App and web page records
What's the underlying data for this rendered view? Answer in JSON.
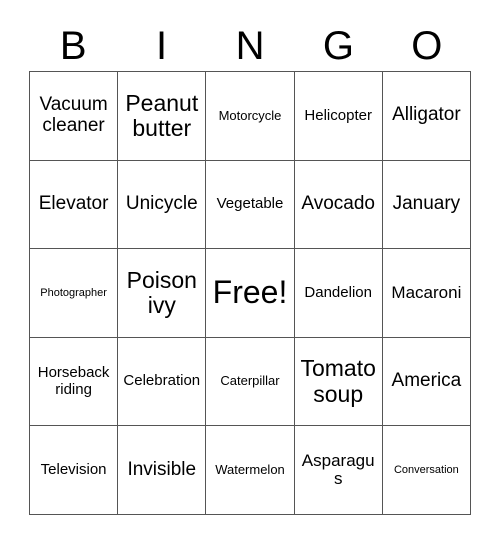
{
  "card": {
    "header_letters": [
      "B",
      "I",
      "N",
      "G",
      "O"
    ],
    "border_color": "#555555",
    "text_color": "#000000",
    "background_color": "#ffffff",
    "rows": 5,
    "columns": 5,
    "cells": [
      [
        {
          "text": "Vacuum cleaner",
          "size": "s-xl"
        },
        {
          "text": "Peanut butter",
          "size": "s-xxl"
        },
        {
          "text": "Motorcycle",
          "size": "s-sm"
        },
        {
          "text": "Helicopter",
          "size": "s-md"
        },
        {
          "text": "Alligator",
          "size": "s-xl"
        }
      ],
      [
        {
          "text": "Elevator",
          "size": "s-xl"
        },
        {
          "text": "Unicycle",
          "size": "s-xl"
        },
        {
          "text": "Vegetable",
          "size": "s-md"
        },
        {
          "text": "Avocado",
          "size": "s-xl"
        },
        {
          "text": "January",
          "size": "s-xl"
        }
      ],
      [
        {
          "text": "Photographer",
          "size": "s-xs"
        },
        {
          "text": "Poison ivy",
          "size": "s-xxl"
        },
        {
          "text": "Free!",
          "size": "s-free"
        },
        {
          "text": "Dandelion",
          "size": "s-md"
        },
        {
          "text": "Macaroni",
          "size": "s-lg"
        }
      ],
      [
        {
          "text": "Horseback riding",
          "size": "s-md"
        },
        {
          "text": "Celebration",
          "size": "s-md"
        },
        {
          "text": "Caterpillar",
          "size": "s-sm"
        },
        {
          "text": "Tomato soup",
          "size": "s-xxl"
        },
        {
          "text": "America",
          "size": "s-xl"
        }
      ],
      [
        {
          "text": "Television",
          "size": "s-md"
        },
        {
          "text": "Invisible",
          "size": "s-xl"
        },
        {
          "text": "Watermelon",
          "size": "s-sm"
        },
        {
          "text": "Asparagus",
          "size": "s-lg"
        },
        {
          "text": "Conversation",
          "size": "s-xs"
        }
      ]
    ]
  }
}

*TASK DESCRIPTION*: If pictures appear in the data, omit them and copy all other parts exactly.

*EXERCISE RESULT*:
What's the underlying data for this rendered view? Answer in JSON.
{
  "card": {
    "header_letters": [
      "B",
      "I",
      "N",
      "G",
      "O"
    ],
    "border_color": "#555555",
    "text_color": "#000000",
    "background_color": "#ffffff",
    "rows": 5,
    "columns": 5,
    "cells": [
      [
        {
          "text": "Vacuum cleaner",
          "size": "s-xl"
        },
        {
          "text": "Peanut butter",
          "size": "s-xxl"
        },
        {
          "text": "Motorcycle",
          "size": "s-sm"
        },
        {
          "text": "Helicopter",
          "size": "s-md"
        },
        {
          "text": "Alligator",
          "size": "s-xl"
        }
      ],
      [
        {
          "text": "Elevator",
          "size": "s-xl"
        },
        {
          "text": "Unicycle",
          "size": "s-xl"
        },
        {
          "text": "Vegetable",
          "size": "s-md"
        },
        {
          "text": "Avocado",
          "size": "s-xl"
        },
        {
          "text": "January",
          "size": "s-xl"
        }
      ],
      [
        {
          "text": "Photographer",
          "size": "s-xs"
        },
        {
          "text": "Poison ivy",
          "size": "s-xxl"
        },
        {
          "text": "Free!",
          "size": "s-free"
        },
        {
          "text": "Dandelion",
          "size": "s-md"
        },
        {
          "text": "Macaroni",
          "size": "s-lg"
        }
      ],
      [
        {
          "text": "Horseback riding",
          "size": "s-md"
        },
        {
          "text": "Celebration",
          "size": "s-md"
        },
        {
          "text": "Caterpillar",
          "size": "s-sm"
        },
        {
          "text": "Tomato soup",
          "size": "s-xxl"
        },
        {
          "text": "America",
          "size": "s-xl"
        }
      ],
      [
        {
          "text": "Television",
          "size": "s-md"
        },
        {
          "text": "Invisible",
          "size": "s-xl"
        },
        {
          "text": "Watermelon",
          "size": "s-sm"
        },
        {
          "text": "Asparagus",
          "size": "s-lg"
        },
        {
          "text": "Conversation",
          "size": "s-xs"
        }
      ]
    ]
  }
}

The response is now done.